Objective: High-resolution MR-imaging of the intracranial arterial wall is a promising technique for diagnosis of intracranial arteriopathies in patients with ischemic stroke. We aimed to evaluate the additional value of vessel wall imaging (VWI) to the standard work-up of ischemic stroke patients.
Methods: We selected all patients with ischemic stroke who had intracranial VWI at our institute to evaluate possible intracranial arteriopathy, such as atherosclerosis, dissection, vasculitis, or reversible cerebral vasoconstriction syndrome. Two observers, who were blinded to the VWI, first determined the most likely stroke etiology based on the standard work-up (clinical history, brain parenchyma imaging, vessel lumen imaging, laboratory results, and cardiac work-up). Then VWI was reviewed to assess whether this would change the suspected stroke etiology or whether the differential diagnosis could be narrowed down.

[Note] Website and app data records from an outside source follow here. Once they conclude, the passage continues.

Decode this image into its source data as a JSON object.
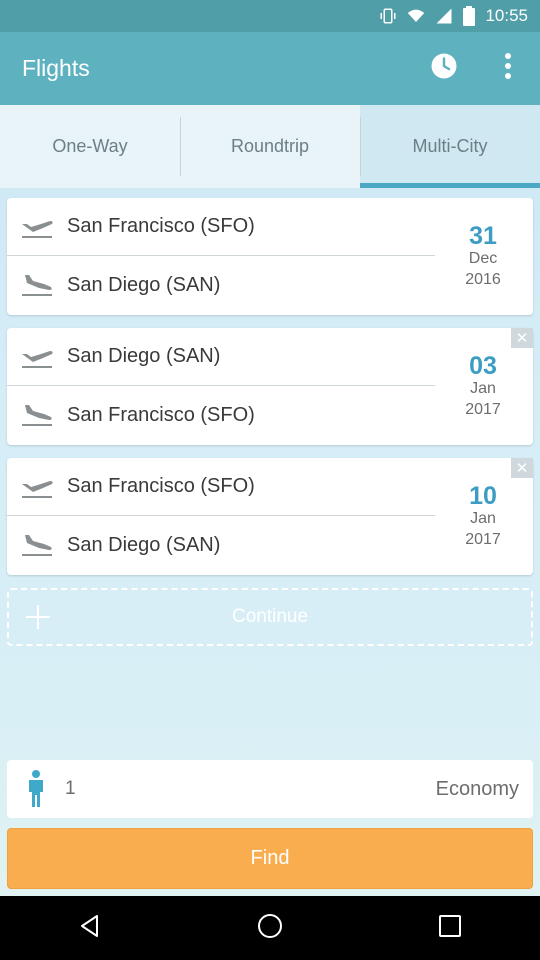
{
  "status_bar": {
    "time": "10:55"
  },
  "app_bar": {
    "title": "Flights"
  },
  "tabs": [
    {
      "label": "One-Way"
    },
    {
      "label": "Roundtrip"
    },
    {
      "label": "Multi-City"
    }
  ],
  "legs": [
    {
      "from": "San Francisco (SFO)",
      "to": "San Diego (SAN)",
      "day": "31",
      "month": "Dec",
      "year": "2016"
    },
    {
      "from": "San Diego (SAN)",
      "to": "San Francisco (SFO)",
      "day": "03",
      "month": "Jan",
      "year": "2017"
    },
    {
      "from": "San Francisco (SFO)",
      "to": "San Diego (SAN)",
      "day": "10",
      "month": "Jan",
      "year": "2017"
    }
  ],
  "continue_label": "Continue",
  "passengers": {
    "count": "1",
    "cabin": "Economy"
  },
  "find_label": "Find",
  "colors": {
    "app_bar": "#5eb2c0",
    "accent": "#3c9cc4",
    "find_button": "#f9ad4f"
  },
  "icons": {
    "history": "clock-icon",
    "menu": "more-vert-icon",
    "departure": "plane-takeoff-icon",
    "arrival": "plane-landing-icon",
    "add": "plus-icon",
    "passenger": "person-icon",
    "remove": "close-icon"
  }
}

Results: Between 2006 and 2014, 199 patients with ischemic stroke, mean age 55 (IQ-range: 44-67) had VWI. VWI provided additional information to the standard stroke work-up in 128 patients (64%). In 38/199 patients (19%) the conclusion on stroke etiology was altered based on VWI and in 90/199 patients (45%) the differential diagnosis was further narrowed after VWI. VWI did not have additional value when the most likely stroke etiology based on the standard work-up remained the same (50/199 patients; 25%), when the differential diagnosis could not be narrowed down (16/199; 8%), or in case of poor image quality (5/199 patients; 3%). Patients under the age of 46 benefited more often from VWI than older adults (Odds Ratio 3.5; 95%CI: 1.7-7.6).
Conclusion: VWI provided additional information to the conventional stroke work-up in almost two-thirds of patients suspected to have intracranial arteriopathy. Next step is to determine how frequently this additional information resulted in altered therapy.